Essra Mostafavi has been involved in Global Majority since 2010, first as an attendant of the Chile program in transitional injustice and human rights and later as an advocate and Fundraising Chair. Essra received a Bachelors in International Relations from UC Davis and a Master’s degree in International Environmental Policy from the Monterey Institute of International Studies. Post graduation she directed a USAID-funded food security project in Nigeria, offering orphans and vulnerable-children-caregivers impacted by HIV/AIDs agricultural vocational skills. Since her return to the States, she has been researching and supporting the indigenous Mapuche communities of Chile in their pursuit towards sustainable development and conflict resolution.

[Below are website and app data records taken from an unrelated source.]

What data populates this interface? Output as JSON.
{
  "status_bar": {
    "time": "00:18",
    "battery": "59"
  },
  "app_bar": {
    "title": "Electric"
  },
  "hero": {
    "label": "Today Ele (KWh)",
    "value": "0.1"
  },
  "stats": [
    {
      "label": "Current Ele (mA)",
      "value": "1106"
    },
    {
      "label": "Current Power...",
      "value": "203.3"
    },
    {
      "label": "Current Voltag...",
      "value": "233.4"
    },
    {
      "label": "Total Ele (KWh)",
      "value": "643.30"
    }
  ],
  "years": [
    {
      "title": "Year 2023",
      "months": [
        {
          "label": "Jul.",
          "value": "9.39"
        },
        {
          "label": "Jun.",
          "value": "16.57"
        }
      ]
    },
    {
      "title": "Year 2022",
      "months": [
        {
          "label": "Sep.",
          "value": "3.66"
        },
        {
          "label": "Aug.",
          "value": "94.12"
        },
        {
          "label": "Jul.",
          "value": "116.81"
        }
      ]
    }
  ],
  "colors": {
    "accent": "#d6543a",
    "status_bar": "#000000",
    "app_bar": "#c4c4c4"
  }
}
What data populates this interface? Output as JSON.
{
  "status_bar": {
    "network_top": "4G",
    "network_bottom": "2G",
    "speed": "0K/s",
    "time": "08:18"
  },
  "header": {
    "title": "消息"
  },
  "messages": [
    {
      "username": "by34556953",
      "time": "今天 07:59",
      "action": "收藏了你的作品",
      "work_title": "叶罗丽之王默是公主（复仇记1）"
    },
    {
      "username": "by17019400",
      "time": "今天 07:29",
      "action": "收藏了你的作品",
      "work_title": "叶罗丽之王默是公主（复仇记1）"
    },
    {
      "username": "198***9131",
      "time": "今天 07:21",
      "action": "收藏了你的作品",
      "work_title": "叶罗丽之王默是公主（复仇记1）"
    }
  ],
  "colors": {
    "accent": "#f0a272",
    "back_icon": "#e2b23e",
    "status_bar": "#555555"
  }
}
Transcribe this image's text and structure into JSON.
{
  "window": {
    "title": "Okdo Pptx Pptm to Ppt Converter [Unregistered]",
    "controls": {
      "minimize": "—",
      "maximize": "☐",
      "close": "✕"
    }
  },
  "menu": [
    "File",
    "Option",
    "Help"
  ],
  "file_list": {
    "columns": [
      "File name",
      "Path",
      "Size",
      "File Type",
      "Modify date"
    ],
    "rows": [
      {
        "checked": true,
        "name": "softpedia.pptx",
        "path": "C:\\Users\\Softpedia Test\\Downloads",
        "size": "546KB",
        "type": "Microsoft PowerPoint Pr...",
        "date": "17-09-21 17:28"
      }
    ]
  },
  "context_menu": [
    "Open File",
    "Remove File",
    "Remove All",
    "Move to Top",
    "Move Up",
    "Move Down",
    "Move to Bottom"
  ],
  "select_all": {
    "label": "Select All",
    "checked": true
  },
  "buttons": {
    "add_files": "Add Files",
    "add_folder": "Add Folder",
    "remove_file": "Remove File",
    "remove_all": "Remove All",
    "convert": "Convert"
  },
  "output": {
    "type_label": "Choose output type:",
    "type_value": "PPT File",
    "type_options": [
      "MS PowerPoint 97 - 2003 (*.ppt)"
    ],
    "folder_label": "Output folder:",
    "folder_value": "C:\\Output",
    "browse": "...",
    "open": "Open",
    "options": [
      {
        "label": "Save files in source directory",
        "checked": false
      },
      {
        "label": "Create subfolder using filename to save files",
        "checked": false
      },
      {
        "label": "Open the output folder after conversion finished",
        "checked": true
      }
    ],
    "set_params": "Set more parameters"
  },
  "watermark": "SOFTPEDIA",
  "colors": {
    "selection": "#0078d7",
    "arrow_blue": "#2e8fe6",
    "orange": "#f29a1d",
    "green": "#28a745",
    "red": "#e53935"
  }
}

Lou Sobredo is an independent consultant whose work focuses on principle-centered leadership, organizational development and training. A former Employment Development Administrator, she served as the San Francisco Bay Area Regional Manager for the State of California’s Employment Development Department (EDD) of the Labor and Workforce Agency. Lou was responsible for the EDD Disability Insurance Branch offices of San Francisco, San Jose, Santa Rosa and Oakland/Alameda. The State Disability Insurance (SDI) program is a worker-funded program that pays more than $4 billion in benefits annually to unemployed disabled eligible California workers and families. With more than 25 years of administration and management experience, her background includes managing field offices in the San Francisco Bay Area, the Los Angeles area and Stockton. While working in Sacramento as a Section Chief for EDD, she had management responsibility for statewide policy development, program training and statewide anti-fraud strategies for SDI. A specialist in organizational leadership, training and development, Lou was a certified trainer in Dr. Stephen Covey’s Seven Habits of Highly Effective People. She was instrumental in the development and implementation of the leadership curriculum for the Disability Insurance Leadership Academy (2007-2011). In 2011, she also served as Branch Training Consultant where she conducted an assessment of the statewide program training system and developed recommendations for improvement system-wide. She has coached and mentored numerous professional staff who are now in influential and senior leadership positions for the State of California and the private sector. Lou has a BA in Psychology from UCLA, where she was a seminar section leader for a Psychology class on society’s changing gender roles and a student teacher at the Neuro-Psychiatric Institute during her senior year. She has a Master of Public Administration (MPA) from the University of San Francisco, where she also served as adjunct faculty teaching a class on Small Group Leadership in the School of Business and Professional Studies. Lou is a lifetime member of the Filipino American National Historical Society (FANHS); the United Latinos of Sacramento (a non-profit civic organization whose mission is to educate Latinos on opportunities to participate in the democratic process); Stockton’s Bahala Na Filipino Martial Arts Association which has affiliates throughout the United States and Europe and is dedicated to teaching/promoting Filipino martial arts and culture, and serving ethnic communities; and she has been an active supporter of the Friends of Rwanda Association since 2005. Lou was born in the Philippines and grew up in Stockton, California where her grandfather lived and worked as a farm worker after arriving in California in 1929 during the Great Depression. Lou’s commitment to expand her work to promote individual and group empowerment, social justice and peaceful dialogue, is shared by her husband James and son Adrian. Lou and her family divide their time living in Stockton and the San Francisco Bay area.